WHAT YOU WILL DO — The copy you give must match the records exactly, except that it holds no images.

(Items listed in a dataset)
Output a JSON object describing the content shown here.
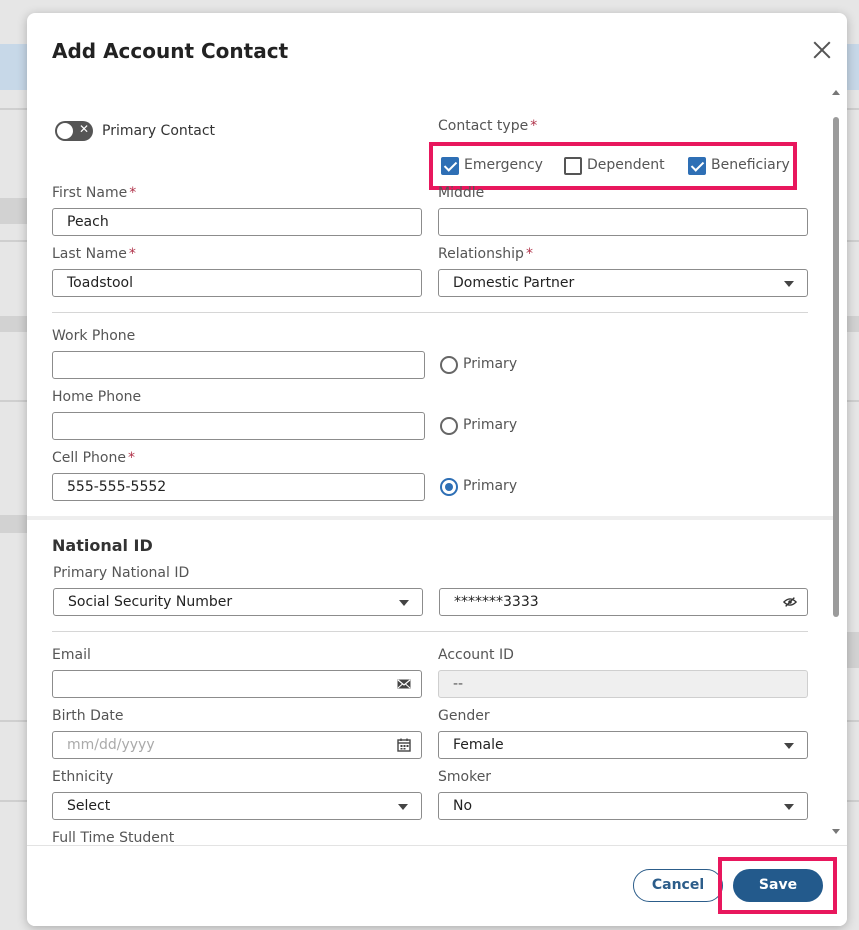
{
  "modal": {
    "title": "Add Account Contact",
    "primary_contact_label": "Primary Contact",
    "contact_type_label": "Contact type",
    "contact_types": [
      {
        "label": "Emergency",
        "checked": true
      },
      {
        "label": "Dependent",
        "checked": false
      },
      {
        "label": "Beneficiary",
        "checked": true
      }
    ],
    "first_name": {
      "label": "First Name",
      "value": "Peach"
    },
    "middle": {
      "label": "Middle",
      "value": ""
    },
    "last_name": {
      "label": "Last Name",
      "value": "Toadstool"
    },
    "relationship": {
      "label": "Relationship",
      "value": "Domestic Partner"
    },
    "work_phone": {
      "label": "Work Phone",
      "value": "",
      "primary_label": "Primary",
      "primary": false
    },
    "home_phone": {
      "label": "Home Phone",
      "value": "",
      "primary_label": "Primary",
      "primary": false
    },
    "cell_phone": {
      "label": "Cell Phone",
      "value": "555-555-5552",
      "primary_label": "Primary",
      "primary": true
    },
    "national_id_section": "National ID",
    "primary_national_id": {
      "label": "Primary National ID",
      "value": "Social Security Number"
    },
    "national_id_value": "*******3333",
    "email": {
      "label": "Email",
      "value": ""
    },
    "account_id": {
      "label": "Account ID",
      "value": "--"
    },
    "birth_date": {
      "label": "Birth Date",
      "placeholder": "mm/dd/yyyy"
    },
    "gender": {
      "label": "Gender",
      "value": "Female"
    },
    "ethnicity": {
      "label": "Ethnicity",
      "value": "Select"
    },
    "smoker": {
      "label": "Smoker",
      "value": "No"
    },
    "full_time_student": {
      "label": "Full Time Student"
    },
    "required_mark": "*"
  },
  "footer": {
    "cancel_label": "Cancel",
    "save_label": "Save"
  },
  "colors": {
    "accent": "#2e6fb5",
    "primary_button": "#235a8c",
    "highlight": "#e8175d",
    "required": "#b0334a"
  }
}
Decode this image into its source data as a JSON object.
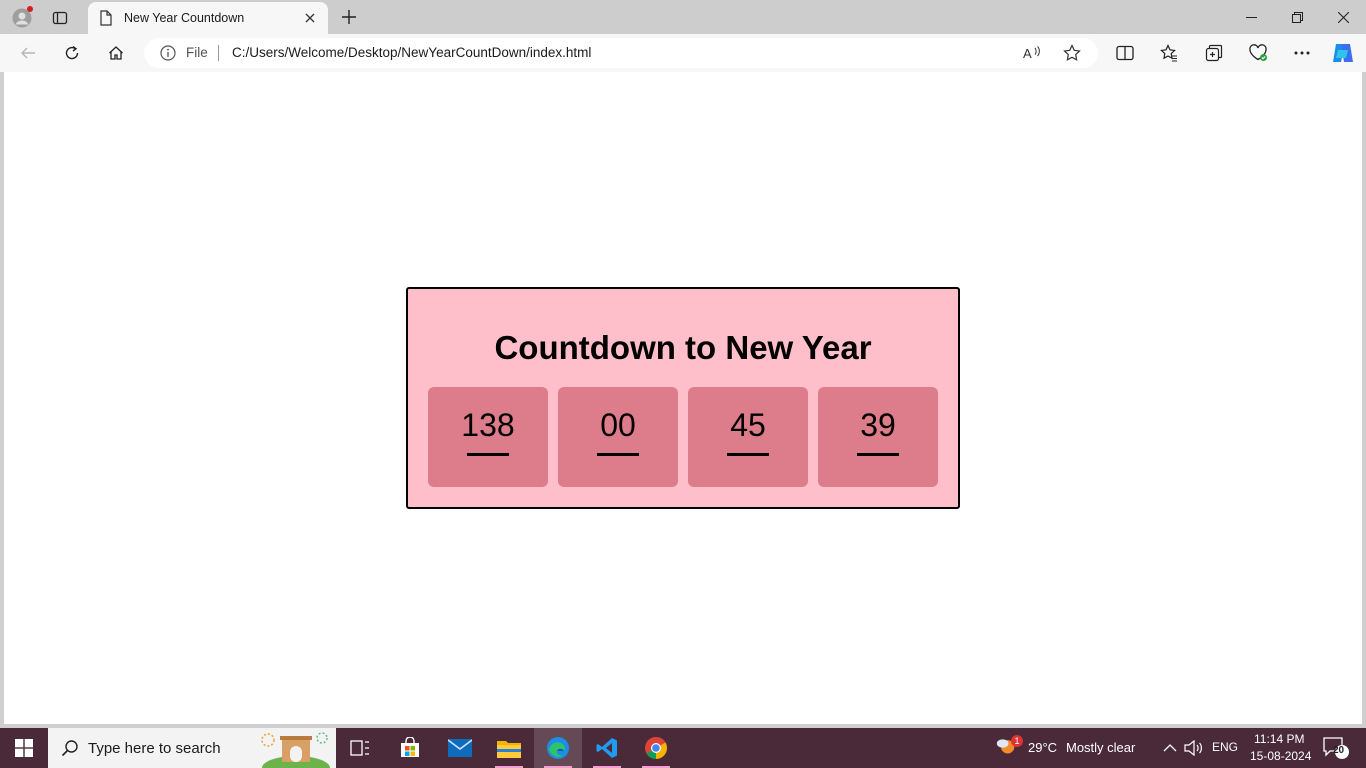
{
  "browser": {
    "tab": {
      "title": "New Year Countdown"
    },
    "address": {
      "scheme_label": "File",
      "url": "C:/Users/Welcome/Desktop/NewYearCountDown/index.html"
    }
  },
  "page": {
    "heading": "Countdown to New Year",
    "countdown": [
      {
        "value": "138"
      },
      {
        "value": "00"
      },
      {
        "value": "45"
      },
      {
        "value": "39"
      }
    ],
    "colors": {
      "card_bg": "#ffbfca",
      "unit_bg": "#dd7c8a",
      "border": "#000000"
    }
  },
  "taskbar": {
    "search_placeholder": "Type here to search",
    "weather": {
      "temp": "29°C",
      "condition": "Mostly clear",
      "badge": "1"
    },
    "language": "ENG",
    "time": "11:14 PM",
    "date": "15-08-2024",
    "notifications": "20",
    "accent": "#4a2a38"
  }
}
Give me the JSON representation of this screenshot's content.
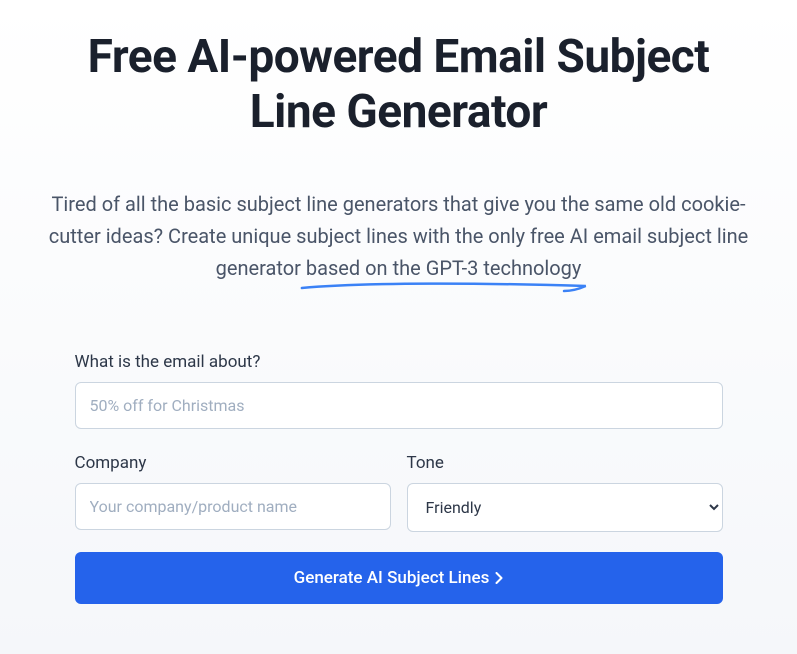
{
  "header": {
    "title": "Free AI-powered Email Subject Line Generator",
    "subtitle_prefix": "Tired of all the basic subject line generators that give you the same old cookie-cutter ideas? Create unique subject lines with the only free AI email subject line generator ",
    "subtitle_underlined": "based on the GPT-3 technology"
  },
  "form": {
    "about": {
      "label": "What is the email about?",
      "placeholder": "50% off for Christmas"
    },
    "company": {
      "label": "Company",
      "placeholder": "Your company/product name"
    },
    "tone": {
      "label": "Tone",
      "selected": "Friendly"
    },
    "submit_label": "Generate AI Subject Lines"
  },
  "colors": {
    "accent": "#2563eb",
    "underline": "#3b82f6"
  }
}
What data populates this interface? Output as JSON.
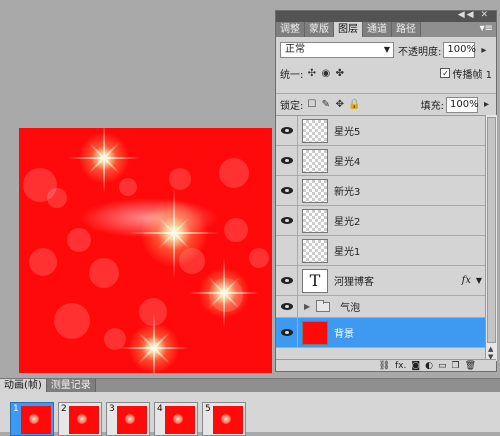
{
  "panel": {
    "tabs": [
      "调整",
      "蒙版",
      "图层",
      "通道",
      "路径"
    ],
    "active_tab": 2,
    "blend_mode": "正常",
    "opacity_label": "不透明度:",
    "opacity_value": "100%",
    "unify_label": "统一:",
    "propagate_label": "传播帧 1",
    "lock_label": "锁定:",
    "fill_label": "填充:",
    "fill_value": "100%"
  },
  "layers": [
    {
      "name": "星光5",
      "visible": true,
      "type": "transparent"
    },
    {
      "name": "星光4",
      "visible": true,
      "type": "transparent"
    },
    {
      "name": "新光3",
      "visible": true,
      "type": "transparent"
    },
    {
      "name": "星光2",
      "visible": true,
      "type": "transparent"
    },
    {
      "name": "星光1",
      "visible": false,
      "type": "transparent"
    },
    {
      "name": "河狸博客",
      "visible": true,
      "type": "text",
      "fx": "fx"
    },
    {
      "name": "气泡",
      "visible": true,
      "type": "group"
    },
    {
      "name": "背景",
      "visible": true,
      "type": "background",
      "selected": true
    }
  ],
  "anim": {
    "tabs": [
      "动画(帧)",
      "测量记录"
    ],
    "frames": [
      "1",
      "2",
      "3",
      "4",
      "5"
    ]
  }
}
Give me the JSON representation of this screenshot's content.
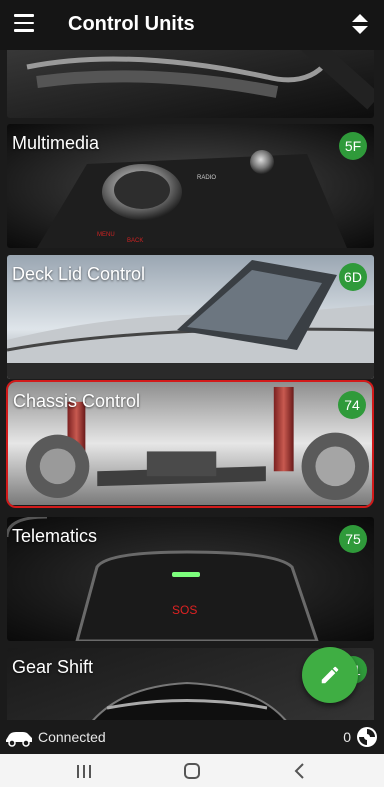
{
  "app": {
    "title": "Control Units",
    "accent": "#2f9a3a",
    "fab_color": "#3fae43"
  },
  "units": [
    {
      "label": "Multimedia",
      "code": "5F",
      "selected": false
    },
    {
      "label": "Deck Lid Control",
      "code": "6D",
      "selected": false
    },
    {
      "label": "Chassis Control",
      "code": "74",
      "selected": true
    },
    {
      "label": "Telematics",
      "code": "75",
      "selected": false
    },
    {
      "label": "Gear Shift",
      "code": "81",
      "selected": false
    }
  ],
  "status": {
    "connection": "Connected",
    "count": "0"
  },
  "icons": {
    "menu": "hamburger-menu-icon",
    "sort": "sort-icon",
    "fab": "pencil-icon",
    "car": "car-icon",
    "status": "spinner-icon"
  }
}
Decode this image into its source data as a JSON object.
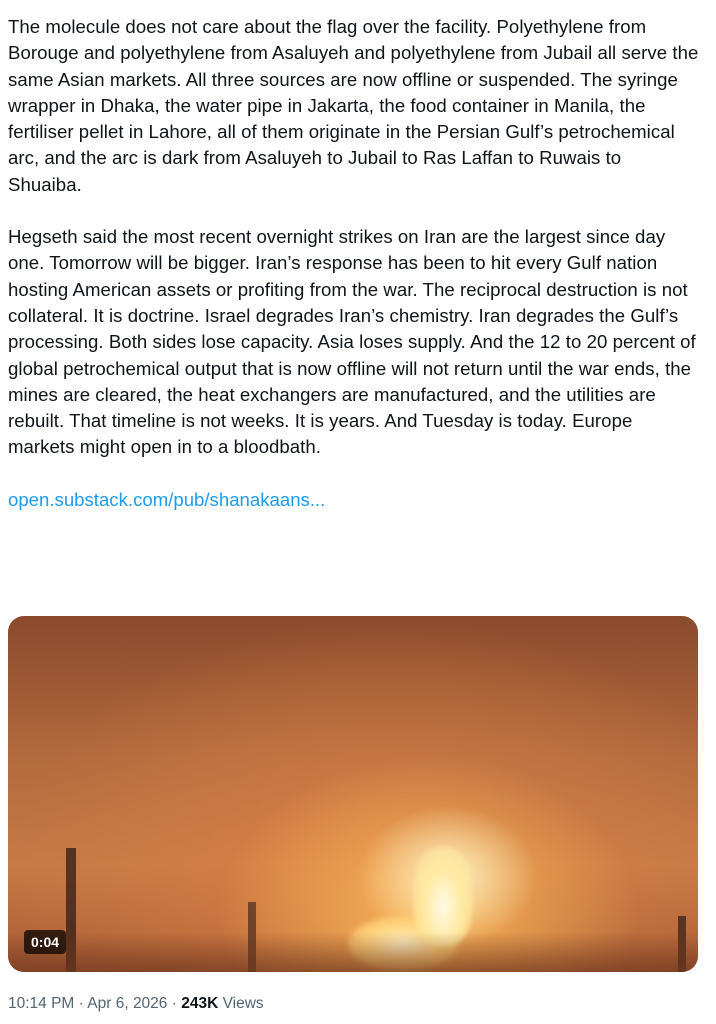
{
  "tweet": {
    "paragraphs": [
      "The molecule does not care about the flag over the facility. Polyethylene from Borouge and polyethylene from Asaluyeh and polyethylene from Jubail all serve the same Asian markets. All three sources are now offline or suspended. The syringe wrapper in Dhaka, the water pipe in Jakarta, the food container in Manila, the fertiliser pellet in Lahore, all of them originate in the Persian Gulf’s petrochemical arc, and the arc is dark from Asaluyeh to Jubail to Ras Laffan to Ruwais to Shuaiba.",
      "Hegseth said the most recent overnight strikes on Iran are the largest since day one. Tomorrow will be bigger. Iran’s response has been to hit every Gulf nation hosting American assets or profiting from the war. The reciprocal destruction is not collateral. It is doctrine. Israel degrades Iran’s chemistry. Iran degrades the Gulf’s processing. Both sides lose capacity. Asia loses supply. And the 12 to 20 percent of global petrochemical output that is now offline will not return until the war ends, the mines are cleared, the heat exchangers are manufactured, and the utilities are rebuilt. That timeline is not weeks. It is years. And Tuesday is today. Europe markets might open in to a bloodbath."
    ],
    "link": "open.substack.com/pub/shanakaans...",
    "video": {
      "duration": "0:04"
    },
    "meta": {
      "time": "10:14 PM",
      "separator1": " · ",
      "date": "Apr 6, 2026",
      "separator2": " · ",
      "views_count": "243K",
      "views_label": " Views"
    }
  }
}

RESPONSE BELOW —
Output a JSON object describing the content shown here.
{
  "modal": {
    "title": "Add Account Contact",
    "primary_contact_label": "Primary Contact",
    "contact_type_label": "Contact type",
    "contact_types": [
      {
        "label": "Emergency",
        "checked": true
      },
      {
        "label": "Dependent",
        "checked": false
      },
      {
        "label": "Beneficiary",
        "checked": true
      }
    ],
    "first_name": {
      "label": "First Name",
      "value": "Peach"
    },
    "middle": {
      "label": "Middle",
      "value": ""
    },
    "last_name": {
      "label": "Last Name",
      "value": "Toadstool"
    },
    "relationship": {
      "label": "Relationship",
      "value": "Domestic Partner"
    },
    "work_phone": {
      "label": "Work Phone",
      "value": "",
      "primary_label": "Primary",
      "primary": false
    },
    "home_phone": {
      "label": "Home Phone",
      "value": "",
      "primary_label": "Primary",
      "primary": false
    },
    "cell_phone": {
      "label": "Cell Phone",
      "value": "555-555-5552",
      "primary_label": "Primary",
      "primary": true
    },
    "national_id_section": "National ID",
    "primary_national_id": {
      "label": "Primary National ID",
      "value": "Social Security Number"
    },
    "national_id_value": "*******3333",
    "email": {
      "label": "Email",
      "value": ""
    },
    "account_id": {
      "label": "Account ID",
      "value": "--"
    },
    "birth_date": {
      "label": "Birth Date",
      "placeholder": "mm/dd/yyyy"
    },
    "gender": {
      "label": "Gender",
      "value": "Female"
    },
    "ethnicity": {
      "label": "Ethnicity",
      "value": "Select"
    },
    "smoker": {
      "label": "Smoker",
      "value": "No"
    },
    "full_time_student": {
      "label": "Full Time Student"
    },
    "required_mark": "*"
  },
  "footer": {
    "cancel_label": "Cancel",
    "save_label": "Save"
  },
  "colors": {
    "accent": "#2e6fb5",
    "primary_button": "#235a8c",
    "highlight": "#e8175d",
    "required": "#b0334a"
  }
}
Decode this image into its source data as a JSON object.
{
  "browser": {
    "tab": {
      "title": "New Year Countdown"
    },
    "address": {
      "scheme_label": "File",
      "url": "C:/Users/Welcome/Desktop/NewYearCountDown/index.html"
    }
  },
  "page": {
    "heading": "Countdown to New Year",
    "countdown": [
      {
        "value": "138"
      },
      {
        "value": "00"
      },
      {
        "value": "45"
      },
      {
        "value": "39"
      }
    ],
    "colors": {
      "card_bg": "#ffbfca",
      "unit_bg": "#dd7c8a",
      "border": "#000000"
    }
  },
  "taskbar": {
    "search_placeholder": "Type here to search",
    "weather": {
      "temp": "29°C",
      "condition": "Mostly clear",
      "badge": "1"
    },
    "language": "ENG",
    "time": "11:14 PM",
    "date": "15-08-2024",
    "notifications": "20",
    "accent": "#4a2a38"
  }
}
Give me the JSON representation of this screenshot's content.
{
  "header": {
    "title": "Free AI-powered Email Subject Line Generator",
    "subtitle_prefix": "Tired of all the basic subject line generators that give you the same old cookie-cutter ideas? Create unique subject lines with the only free AI email subject line generator ",
    "subtitle_underlined": "based on the GPT-3 technology"
  },
  "form": {
    "about": {
      "label": "What is the email about?",
      "placeholder": "50% off for Christmas"
    },
    "company": {
      "label": "Company",
      "placeholder": "Your company/product name"
    },
    "tone": {
      "label": "Tone",
      "selected": "Friendly"
    },
    "submit_label": "Generate AI Subject Lines"
  },
  "colors": {
    "accent": "#2563eb",
    "underline": "#3b82f6"
  }
}
What data populates this interface? Output as JSON.
{
  "panel": {
    "tabs": [
      "调整",
      "蒙版",
      "图层",
      "通道",
      "路径"
    ],
    "active_tab": 2,
    "blend_mode": "正常",
    "opacity_label": "不透明度:",
    "opacity_value": "100%",
    "unify_label": "统一:",
    "propagate_label": "传播帧 1",
    "lock_label": "锁定:",
    "fill_label": "填充:",
    "fill_value": "100%"
  },
  "layers": [
    {
      "name": "星光5",
      "visible": true,
      "type": "transparent"
    },
    {
      "name": "星光4",
      "visible": true,
      "type": "transparent"
    },
    {
      "name": "新光3",
      "visible": true,
      "type": "transparent"
    },
    {
      "name": "星光2",
      "visible": true,
      "type": "transparent"
    },
    {
      "name": "星光1",
      "visible": false,
      "type": "transparent"
    },
    {
      "name": "河狸博客",
      "visible": true,
      "type": "text",
      "fx": "fx"
    },
    {
      "name": "气泡",
      "visible": true,
      "type": "group"
    },
    {
      "name": "背景",
      "visible": true,
      "type": "background",
      "selected": true
    }
  ],
  "anim": {
    "tabs": [
      "动画(帧)",
      "测量记录"
    ],
    "frames": [
      "1",
      "2",
      "3",
      "4",
      "5"
    ]
  }
}
Give me the JSON representation of this screenshot's content.
{
  "app": {
    "title": "Control Units",
    "accent": "#2f9a3a",
    "fab_color": "#3fae43"
  },
  "units": [
    {
      "label": "Multimedia",
      "code": "5F",
      "selected": false
    },
    {
      "label": "Deck Lid Control",
      "code": "6D",
      "selected": false
    },
    {
      "label": "Chassis Control",
      "code": "74",
      "selected": true
    },
    {
      "label": "Telematics",
      "code": "75",
      "selected": false
    },
    {
      "label": "Gear Shift",
      "code": "81",
      "selected": false
    }
  ],
  "status": {
    "connection": "Connected",
    "count": "0"
  },
  "icons": {
    "menu": "hamburger-menu-icon",
    "sort": "sort-icon",
    "fab": "pencil-icon",
    "car": "car-icon",
    "status": "spinner-icon"
  }
}
Decode this image into its source data as a JSON object.
{
  "tweet": {
    "paragraphs": [
      "The molecule does not care about the flag over the facility. Polyethylene from Borouge and polyethylene from Asaluyeh and polyethylene from Jubail all serve the same Asian markets. All three sources are now offline or suspended. The syringe wrapper in Dhaka, the water pipe in Jakarta, the food container in Manila, the fertiliser pellet in Lahore, all of them originate in the Persian Gulf’s petrochemical arc, and the arc is dark from Asaluyeh to Jubail to Ras Laffan to Ruwais to Shuaiba.",
      "Hegseth said the most recent overnight strikes on Iran are the largest since day one. Tomorrow will be bigger. Iran’s response has been to hit every Gulf nation hosting American assets or profiting from the war. The reciprocal destruction is not collateral. It is doctrine. Israel degrades Iran’s chemistry. Iran degrades the Gulf’s processing. Both sides lose capacity. Asia loses supply. And the 12 to 20 percent of global petrochemical output that is now offline will not return until the war ends, the mines are cleared, the heat exchangers are manufactured, and the utilities are rebuilt. That timeline is not weeks. It is years. And Tuesday is today. Europe markets might open in to a bloodbath."
    ],
    "link": "open.substack.com/pub/shanakaans...",
    "video": {
      "duration": "0:04"
    },
    "meta": {
      "time": "10:14 PM",
      "separator1": " · ",
      "date": "Apr 6, 2026",
      "separator2": " · ",
      "views_count": "243K",
      "views_label": " Views"
    }
  }
}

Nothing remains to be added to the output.